• **Work to be completed**: Pick each line that has "glyph" out of the records.

..........

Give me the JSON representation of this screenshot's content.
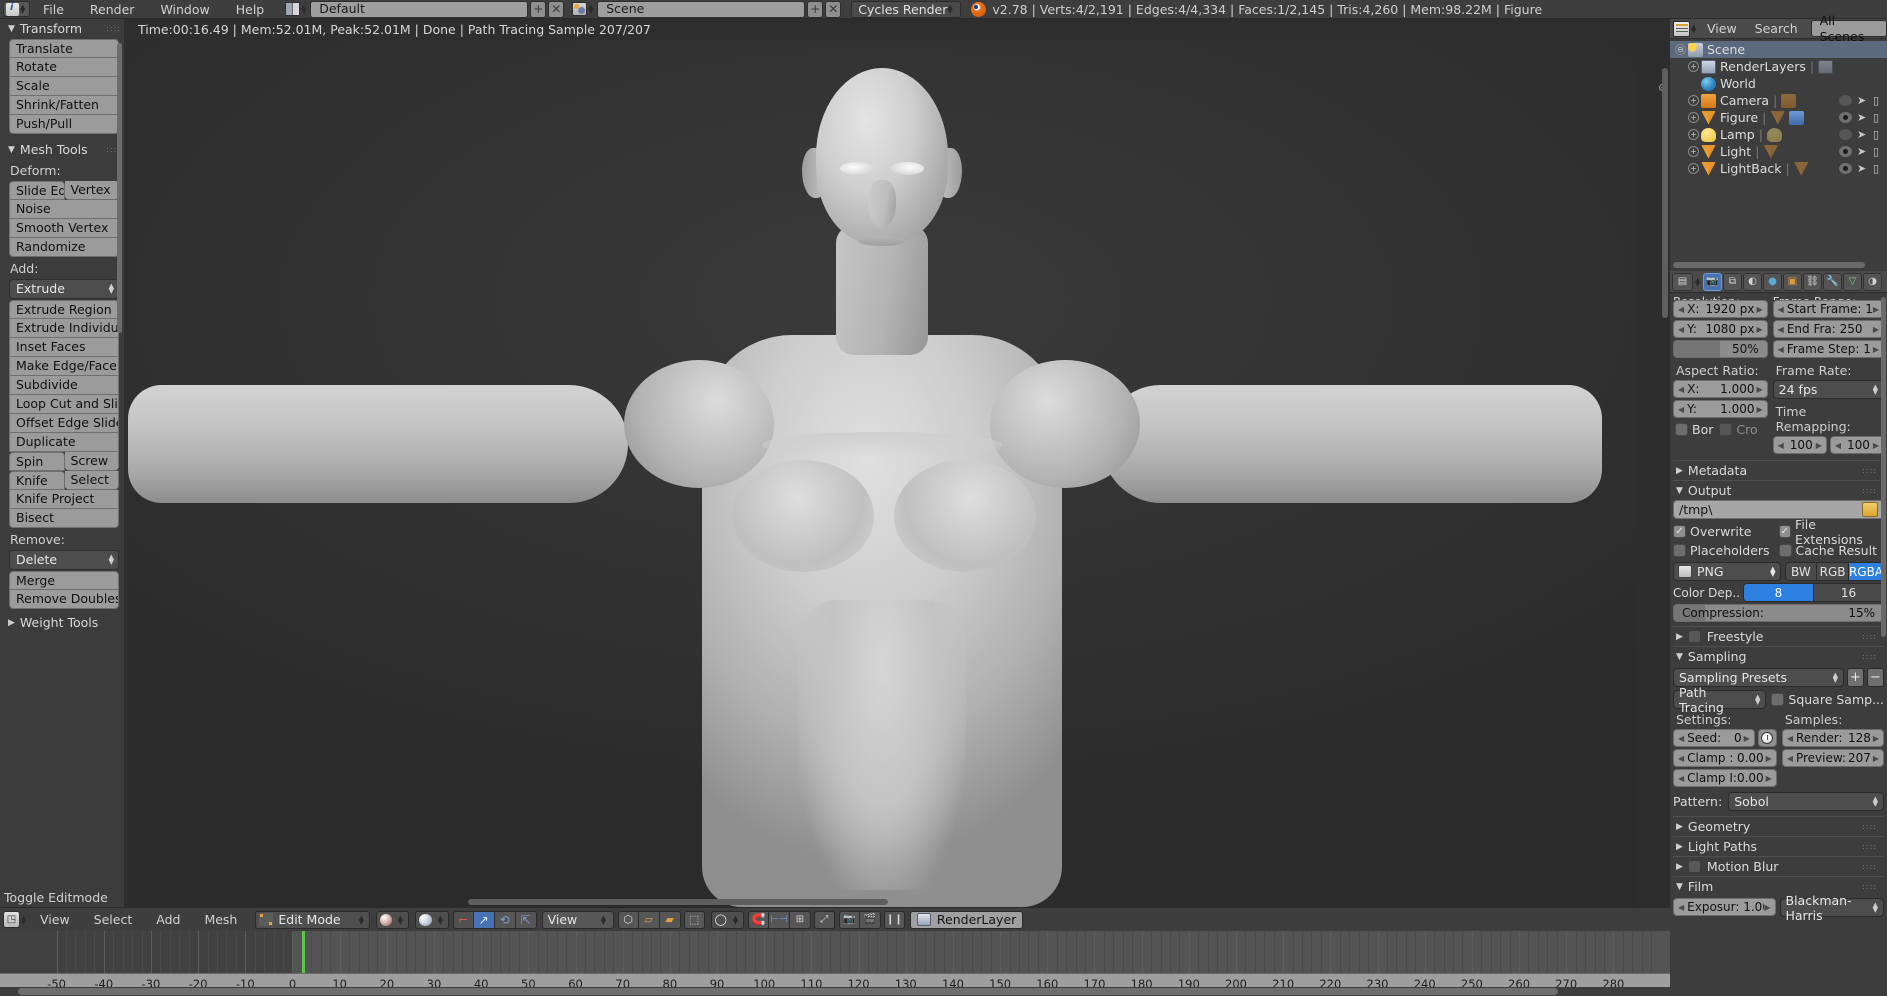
{
  "app": {
    "title": "Blender",
    "version_stats": "v2.78 | Verts:4/2,191 | Edges:4/4,334 | Faces:1/2,145 | Tris:4,260 | Mem:98.22M | Figure"
  },
  "topbar": {
    "menus": [
      "File",
      "Render",
      "Window",
      "Help"
    ],
    "screen_layout": "Default",
    "scene_name": "Scene",
    "render_engine": "Cycles Render",
    "add_label": "+",
    "remove_label": "✕",
    "icons": {
      "info_editor": "info-editor-icon",
      "screen_layout": "screen-layout-icon",
      "scene_data": "scene-data-icon",
      "blender_logo": "blender-logo-icon"
    }
  },
  "toolshelf": {
    "panels": [
      {
        "title": "Transform",
        "open": true,
        "buttons": [
          "Translate",
          "Rotate",
          "Scale",
          "Shrink/Fatten",
          "Push/Pull"
        ]
      },
      {
        "title": "Mesh Tools",
        "open": true,
        "deform_label": "Deform:",
        "deform_row": [
          "Slide Ed",
          "Vertex"
        ],
        "deform_buttons": [
          "Noise",
          "Smooth Vertex",
          "Randomize"
        ],
        "add_label": "Add:",
        "add_dropdown": "Extrude",
        "add_buttons": [
          "Extrude Region",
          "Extrude Individual",
          "Inset Faces",
          "Make Edge/Face",
          "Subdivide",
          "Loop Cut and Slide",
          "Offset Edge Slide",
          "Duplicate"
        ],
        "add_rows": [
          [
            "Spin",
            "Screw"
          ],
          [
            "Knife",
            "Select"
          ]
        ],
        "add_buttons2": [
          "Knife Project",
          "Bisect"
        ],
        "remove_label": "Remove:",
        "remove_dropdown": "Delete",
        "remove_buttons": [
          "Merge",
          "Remove Doubles"
        ]
      },
      {
        "title": "Weight Tools",
        "open": false
      }
    ],
    "toggle_editmode": "Toggle Editmode"
  },
  "viewport": {
    "render_info": "Time:00:16.49 | Mem:52.01M, Peak:52.01M | Done | Path Tracing Sample 207/207",
    "subject": "human-figure-render"
  },
  "vpheader": {
    "menus": [
      "View",
      "Select",
      "Add",
      "Mesh"
    ],
    "mode": "Edit Mode",
    "view_dropdown": "View",
    "render_layer": "RenderLayer",
    "icons": {
      "editor_type": "editor-type-icon",
      "mode_icon": "edit-mode-icon",
      "shading": "viewport-shading-icon",
      "pivot": "pivot-point-icon",
      "manipulator_translate": "translate-manipulator-icon",
      "manipulator_rotate": "rotate-manipulator-icon",
      "manipulator_scale": "scale-manipulator-icon",
      "vertex_select": "vertex-select-mode-icon",
      "edge_select": "edge-select-mode-icon",
      "face_select": "face-select-mode-icon",
      "occlude": "limit-selection-visible-icon",
      "proportional": "proportional-editing-icon",
      "snap": "snap-magnet-icon",
      "snap_target": "snap-target-icon",
      "render_btn": "render-image-icon",
      "render_anim": "render-animation-icon",
      "pause": "pause-icon",
      "renderlayer_icon": "renderlayer-icon"
    }
  },
  "timeline": {
    "current_frame": 2,
    "labels": [
      -50,
      -40,
      -30,
      -20,
      -10,
      0,
      10,
      20,
      30,
      40,
      50,
      60,
      70,
      80,
      90,
      100,
      110,
      120,
      130,
      140,
      150,
      160,
      170,
      180,
      190,
      200,
      210,
      220,
      230,
      240,
      250,
      260,
      270,
      280
    ],
    "playhead_color": "#5ec44a"
  },
  "outliner": {
    "header": {
      "view": "View",
      "search": "Search",
      "display_mode": "All Scenes"
    },
    "rows": [
      {
        "label": "Scene",
        "icon": "scene-icon",
        "indent": 0,
        "selected": true,
        "expander": "⊖",
        "vis": null
      },
      {
        "label": "RenderLayers",
        "icon": "renderlayer-icon",
        "indent": 1,
        "selected": false,
        "expander": "+",
        "extra": "renderlayer-data-icon",
        "vis": null
      },
      {
        "label": "World",
        "icon": "world-icon",
        "indent": 1,
        "selected": false,
        "expander": "",
        "vis": null
      },
      {
        "label": "Camera",
        "icon": "camera-icon",
        "indent": 1,
        "selected": false,
        "expander": "+",
        "extra": "camera-data-icon",
        "vis": "off"
      },
      {
        "label": "Figure",
        "icon": "mesh-icon",
        "indent": 1,
        "selected": false,
        "expander": "+",
        "extra": "mesh-data-icon",
        "extra2": "modifier-wrench-icon",
        "vis": "on"
      },
      {
        "label": "Lamp",
        "icon": "lamp-icon",
        "indent": 1,
        "selected": false,
        "expander": "+",
        "extra": "lamp-data-icon",
        "vis": "off"
      },
      {
        "label": "Light",
        "icon": "mesh-icon",
        "indent": 1,
        "selected": false,
        "expander": "+",
        "extra": "mesh-data-icon",
        "vis": "on"
      },
      {
        "label": "LightBack",
        "icon": "mesh-icon",
        "indent": 1,
        "selected": false,
        "expander": "+",
        "extra": "mesh-data-icon",
        "vis": "on"
      }
    ]
  },
  "properties": {
    "tabs": [
      {
        "name": "render-tab",
        "glyph": "📷",
        "active": true
      },
      {
        "name": "render-layers-tab",
        "glyph": "⧉",
        "active": false
      },
      {
        "name": "scene-tab",
        "glyph": "◐",
        "active": false
      },
      {
        "name": "world-tab",
        "glyph": "●",
        "active": false
      },
      {
        "name": "object-tab",
        "glyph": "▣",
        "active": false
      },
      {
        "name": "constraints-tab",
        "glyph": "⚭",
        "active": false
      },
      {
        "name": "modifiers-tab",
        "glyph": "🔧",
        "active": false
      },
      {
        "name": "data-tab",
        "glyph": "▽",
        "active": false
      },
      {
        "name": "material-tab",
        "glyph": "◑",
        "active": false
      }
    ],
    "dimensions": {
      "resolution_label": "Resolution:",
      "res_x_label": "X:",
      "res_x": "1920 px",
      "res_y_label": "Y:",
      "res_y": "1080 px",
      "res_percent": "50%",
      "aspect_label": "Aspect Ratio:",
      "aspect_x_label": "X:",
      "aspect_x": "1.000",
      "aspect_y_label": "Y:",
      "aspect_y": "1.000",
      "border": "Bor",
      "crop": "Cro",
      "frame_range_label": "Frame Range:",
      "start_frame": "Start Frame: 1",
      "end_frame": "End Fra:  250",
      "frame_step": "Frame Step: 1",
      "frame_rate_label": "Frame Rate:",
      "frame_rate": "24 fps",
      "time_remap_label": "Time Remapping:",
      "remap_old": "100",
      "remap_new": "100"
    },
    "metadata": {
      "title": "Metadata",
      "open": false
    },
    "output": {
      "title": "Output",
      "open": true,
      "path": "/tmp\\",
      "overwrite": "Overwrite",
      "overwrite_on": true,
      "file_extensions": "File Extensions",
      "file_extensions_on": true,
      "placeholders": "Placeholders",
      "placeholders_on": false,
      "cache_result": "Cache Result",
      "cache_result_on": false,
      "format": "PNG",
      "color_modes": [
        "BW",
        "RGB",
        "RGBA"
      ],
      "color_mode_selected": "RGBA",
      "color_depth_label": "Color Dep...",
      "color_depths": [
        "8",
        "16"
      ],
      "color_depth_selected": "8",
      "compression_label": "Compression:",
      "compression_value": "15%"
    },
    "freestyle": {
      "title": "Freestyle",
      "open": false,
      "enabled": false
    },
    "sampling": {
      "title": "Sampling",
      "open": true,
      "presets": "Sampling Presets",
      "integrator": "Path Tracing",
      "square_samples": "Square Samp...",
      "square_samples_on": false,
      "settings_label": "Settings:",
      "seed_label": "Seed:",
      "seed": "0",
      "clamp_direct_label": "Clamp :",
      "clamp_direct": "0.00",
      "clamp_indirect_label": "Clamp I:",
      "clamp_indirect": "0.00",
      "samples_label": "Samples:",
      "render_label": "Render:",
      "render_samples": "128",
      "preview_label": "Preview:",
      "preview_samples": "207",
      "pattern_label": "Pattern:",
      "pattern": "Sobol"
    },
    "geometry": {
      "title": "Geometry",
      "open": false
    },
    "light_paths": {
      "title": "Light Paths",
      "open": false
    },
    "motion_blur": {
      "title": "Motion Blur",
      "open": false,
      "enabled": false
    },
    "film": {
      "title": "Film",
      "open": true,
      "exposure_label": "Exposur: 1.00",
      "filter": "Blackman-Harris"
    }
  }
}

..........

• **Solution**:
        "glyph": "📷",
        "glyph": "⧉",
        "glyph": "◐",
        "glyph": "●",
        "glyph": "▣",
        "glyph": "⚭",
        "glyph": "🔧",
        "glyph": "▽",
        "glyph": "◑",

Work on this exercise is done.